**ACTION ITEM**
Whatever the listing holds, output it without alteration.

**SUPPLIED ENTRIES**
_ _ _ _
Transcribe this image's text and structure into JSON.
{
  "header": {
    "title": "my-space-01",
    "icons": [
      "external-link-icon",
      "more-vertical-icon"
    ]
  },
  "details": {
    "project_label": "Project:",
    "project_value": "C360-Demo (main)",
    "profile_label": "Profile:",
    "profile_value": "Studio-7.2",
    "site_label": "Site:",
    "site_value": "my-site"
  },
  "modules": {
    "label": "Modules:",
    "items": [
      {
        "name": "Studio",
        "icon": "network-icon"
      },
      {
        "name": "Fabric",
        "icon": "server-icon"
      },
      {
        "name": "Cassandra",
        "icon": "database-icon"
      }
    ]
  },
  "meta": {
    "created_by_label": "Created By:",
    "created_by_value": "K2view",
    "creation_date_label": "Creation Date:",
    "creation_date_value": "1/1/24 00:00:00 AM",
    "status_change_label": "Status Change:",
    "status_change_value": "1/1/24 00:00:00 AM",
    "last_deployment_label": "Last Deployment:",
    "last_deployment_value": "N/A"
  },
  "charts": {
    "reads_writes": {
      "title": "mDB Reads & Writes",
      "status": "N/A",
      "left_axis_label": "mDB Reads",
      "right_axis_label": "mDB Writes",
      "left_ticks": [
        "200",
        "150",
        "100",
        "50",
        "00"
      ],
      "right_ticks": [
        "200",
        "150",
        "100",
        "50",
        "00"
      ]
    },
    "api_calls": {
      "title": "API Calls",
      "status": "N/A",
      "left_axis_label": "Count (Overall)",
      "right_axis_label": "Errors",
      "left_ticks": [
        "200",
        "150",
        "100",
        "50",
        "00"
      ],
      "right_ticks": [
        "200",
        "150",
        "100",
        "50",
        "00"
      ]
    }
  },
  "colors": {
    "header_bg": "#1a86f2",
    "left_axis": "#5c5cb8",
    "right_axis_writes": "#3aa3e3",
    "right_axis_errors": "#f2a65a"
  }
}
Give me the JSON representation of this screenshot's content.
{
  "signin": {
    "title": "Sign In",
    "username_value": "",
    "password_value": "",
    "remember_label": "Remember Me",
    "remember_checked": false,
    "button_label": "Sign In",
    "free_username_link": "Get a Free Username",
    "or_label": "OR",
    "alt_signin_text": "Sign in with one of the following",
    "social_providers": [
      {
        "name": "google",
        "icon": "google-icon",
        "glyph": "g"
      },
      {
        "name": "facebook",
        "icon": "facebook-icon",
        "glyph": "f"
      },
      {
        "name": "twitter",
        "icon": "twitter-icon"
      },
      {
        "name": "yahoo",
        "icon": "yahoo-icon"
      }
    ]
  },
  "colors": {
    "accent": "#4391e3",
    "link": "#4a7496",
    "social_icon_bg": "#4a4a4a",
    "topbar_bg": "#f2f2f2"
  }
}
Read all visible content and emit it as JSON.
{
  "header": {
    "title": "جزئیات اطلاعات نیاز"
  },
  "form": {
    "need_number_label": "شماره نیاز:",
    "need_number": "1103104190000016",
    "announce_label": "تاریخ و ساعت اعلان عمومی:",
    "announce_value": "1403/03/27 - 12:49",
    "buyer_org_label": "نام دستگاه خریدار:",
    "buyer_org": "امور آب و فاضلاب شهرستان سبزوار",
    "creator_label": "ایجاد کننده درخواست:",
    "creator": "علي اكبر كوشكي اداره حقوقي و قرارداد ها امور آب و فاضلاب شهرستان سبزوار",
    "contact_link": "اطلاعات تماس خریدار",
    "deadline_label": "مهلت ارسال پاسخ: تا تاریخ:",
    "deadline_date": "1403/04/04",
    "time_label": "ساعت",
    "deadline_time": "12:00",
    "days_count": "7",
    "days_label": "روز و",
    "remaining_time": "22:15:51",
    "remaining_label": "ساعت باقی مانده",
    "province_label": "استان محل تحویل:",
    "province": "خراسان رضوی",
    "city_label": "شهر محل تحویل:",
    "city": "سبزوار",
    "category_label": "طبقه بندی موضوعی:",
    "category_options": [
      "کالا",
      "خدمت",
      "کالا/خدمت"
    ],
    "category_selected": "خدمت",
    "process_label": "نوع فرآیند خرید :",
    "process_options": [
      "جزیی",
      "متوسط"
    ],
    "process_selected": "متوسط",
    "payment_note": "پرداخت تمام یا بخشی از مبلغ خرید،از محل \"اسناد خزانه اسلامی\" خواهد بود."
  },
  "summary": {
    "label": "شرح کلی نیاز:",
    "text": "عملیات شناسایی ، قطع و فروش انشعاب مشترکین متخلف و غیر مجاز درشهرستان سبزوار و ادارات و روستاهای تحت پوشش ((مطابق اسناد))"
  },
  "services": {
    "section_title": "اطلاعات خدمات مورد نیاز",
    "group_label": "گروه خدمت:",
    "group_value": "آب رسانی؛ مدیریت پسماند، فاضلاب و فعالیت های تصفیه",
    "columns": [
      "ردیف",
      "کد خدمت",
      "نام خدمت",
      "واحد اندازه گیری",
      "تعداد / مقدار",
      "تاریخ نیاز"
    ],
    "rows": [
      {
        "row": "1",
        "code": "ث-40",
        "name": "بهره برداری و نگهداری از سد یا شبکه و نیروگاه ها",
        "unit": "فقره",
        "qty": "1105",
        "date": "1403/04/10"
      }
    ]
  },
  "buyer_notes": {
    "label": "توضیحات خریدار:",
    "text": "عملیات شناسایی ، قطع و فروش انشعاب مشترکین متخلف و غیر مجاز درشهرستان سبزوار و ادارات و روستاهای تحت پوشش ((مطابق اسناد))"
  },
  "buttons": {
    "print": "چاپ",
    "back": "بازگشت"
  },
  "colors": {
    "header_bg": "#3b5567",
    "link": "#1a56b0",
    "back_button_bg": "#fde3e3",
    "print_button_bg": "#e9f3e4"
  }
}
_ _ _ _
**REPLY TO THE TASK**
Transcribe this image's text and structure into JSON.
{
  "header": {
    "title": "my-space-01",
    "icons": [
      "external-link-icon",
      "more-vertical-icon"
    ]
  },
  "details": {
    "project_label": "Project:",
    "project_value": "C360-Demo (main)",
    "profile_label": "Profile:",
    "profile_value": "Studio-7.2",
    "site_label": "Site:",
    "site_value": "my-site"
  },
  "modules": {
    "label": "Modules:",
    "items": [
      {
        "name": "Studio",
        "icon": "network-icon"
      },
      {
        "name": "Fabric",
        "icon": "server-icon"
      },
      {
        "name": "Cassandra",
        "icon": "database-icon"
      }
    ]
  },
  "meta": {
    "created_by_label": "Created By:",
    "created_by_value": "K2view",
    "creation_date_label": "Creation Date:",
    "creation_date_value": "1/1/24 00:00:00 AM",
    "status_change_label": "Status Change:",
    "status_change_value": "1/1/24 00:00:00 AM",
    "last_deployment_label": "Last Deployment:",
    "last_deployment_value": "N/A"
  },
  "charts": {
    "reads_writes": {
      "title": "mDB Reads & Writes",
      "status": "N/A",
      "left_axis_label": "mDB Reads",
      "right_axis_label": "mDB Writes",
      "left_ticks": [
        "200",
        "150",
        "100",
        "50",
        "00"
      ],
      "right_ticks": [
        "200",
        "150",
        "100",
        "50",
        "00"
      ]
    },
    "api_calls": {
      "title": "API Calls",
      "status": "N/A",
      "left_axis_label": "Count (Overall)",
      "right_axis_label": "Errors",
      "left_ticks": [
        "200",
        "150",
        "100",
        "50",
        "00"
      ],
      "right_ticks": [
        "200",
        "150",
        "100",
        "50",
        "00"
      ]
    }
  },
  "colors": {
    "header_bg": "#1a86f2",
    "left_axis": "#5c5cb8",
    "right_axis_writes": "#3aa3e3",
    "right_axis_errors": "#f2a65a"
  }
}
Give me the JSON representation of this screenshot's content.
{
  "signin": {
    "title": "Sign In",
    "username_value": "",
    "password_value": "",
    "remember_label": "Remember Me",
    "remember_checked": false,
    "button_label": "Sign In",
    "free_username_link": "Get a Free Username",
    "or_label": "OR",
    "alt_signin_text": "Sign in with one of the following",
    "social_providers": [
      {
        "name": "google",
        "icon": "google-icon",
        "glyph": "g"
      },
      {
        "name": "facebook",
        "icon": "facebook-icon",
        "glyph": "f"
      },
      {
        "name": "twitter",
        "icon": "twitter-icon"
      },
      {
        "name": "yahoo",
        "icon": "yahoo-icon"
      }
    ]
  },
  "colors": {
    "accent": "#4391e3",
    "link": "#4a7496",
    "social_icon_bg": "#4a4a4a",
    "topbar_bg": "#f2f2f2"
  }
}
Read all visible content and emit it as JSON.
{
  "header": {
    "title": "جزئیات اطلاعات نیاز"
  },
  "form": {
    "need_number_label": "شماره نیاز:",
    "need_number": "1103104190000016",
    "announce_label": "تاریخ و ساعت اعلان عمومی:",
    "announce_value": "1403/03/27 - 12:49",
    "buyer_org_label": "نام دستگاه خریدار:",
    "buyer_org": "امور آب و فاضلاب شهرستان سبزوار",
    "creator_label": "ایجاد کننده درخواست:",
    "creator": "علي اكبر كوشكي اداره حقوقي و قرارداد ها امور آب و فاضلاب شهرستان سبزوار",
    "contact_link": "اطلاعات تماس خریدار",
    "deadline_label": "مهلت ارسال پاسخ: تا تاریخ:",
    "deadline_date": "1403/04/04",
    "time_label": "ساعت",
    "deadline_time": "12:00",
    "days_count": "7",
    "days_label": "روز و",
    "remaining_time": "22:15:51",
    "remaining_label": "ساعت باقی مانده",
    "province_label": "استان محل تحویل:",
    "province": "خراسان رضوی",
    "city_label": "شهر محل تحویل:",
    "city": "سبزوار",
    "category_label": "طبقه بندی موضوعی:",
    "category_options": [
      "کالا",
      "خدمت",
      "کالا/خدمت"
    ],
    "category_selected": "خدمت",
    "process_label": "نوع فرآیند خرید :",
    "process_options": [
      "جزیی",
      "متوسط"
    ],
    "process_selected": "متوسط",
    "payment_note": "پرداخت تمام یا بخشی از مبلغ خرید،از محل \"اسناد خزانه اسلامی\" خواهد بود."
  },
  "summary": {
    "label": "شرح کلی نیاز:",
    "text": "عملیات شناسایی ، قطع و فروش انشعاب مشترکین متخلف و غیر مجاز درشهرستان سبزوار و ادارات و روستاهای تحت پوشش ((مطابق اسناد))"
  },
  "services": {
    "section_title": "اطلاعات خدمات مورد نیاز",
    "group_label": "گروه خدمت:",
    "group_value": "آب رسانی؛ مدیریت پسماند، فاضلاب و فعالیت های تصفیه",
    "columns": [
      "ردیف",
      "کد خدمت",
      "نام خدمت",
      "واحد اندازه گیری",
      "تعداد / مقدار",
      "تاریخ نیاز"
    ],
    "rows": [
      {
        "row": "1",
        "code": "ث-40",
        "name": "بهره برداری و نگهداری از سد یا شبکه و نیروگاه ها",
        "unit": "فقره",
        "qty": "1105",
        "date": "1403/04/10"
      }
    ]
  },
  "buyer_notes": {
    "label": "توضیحات خریدار:",
    "text": "عملیات شناسایی ، قطع و فروش انشعاب مشترکین متخلف و غیر مجاز درشهرستان سبزوار و ادارات و روستاهای تحت پوشش ((مطابق اسناد))"
  },
  "buttons": {
    "print": "چاپ",
    "back": "بازگشت"
  },
  "colors": {
    "header_bg": "#3b5567",
    "link": "#1a56b0",
    "back_button_bg": "#fde3e3",
    "print_button_bg": "#e9f3e4"
  }
}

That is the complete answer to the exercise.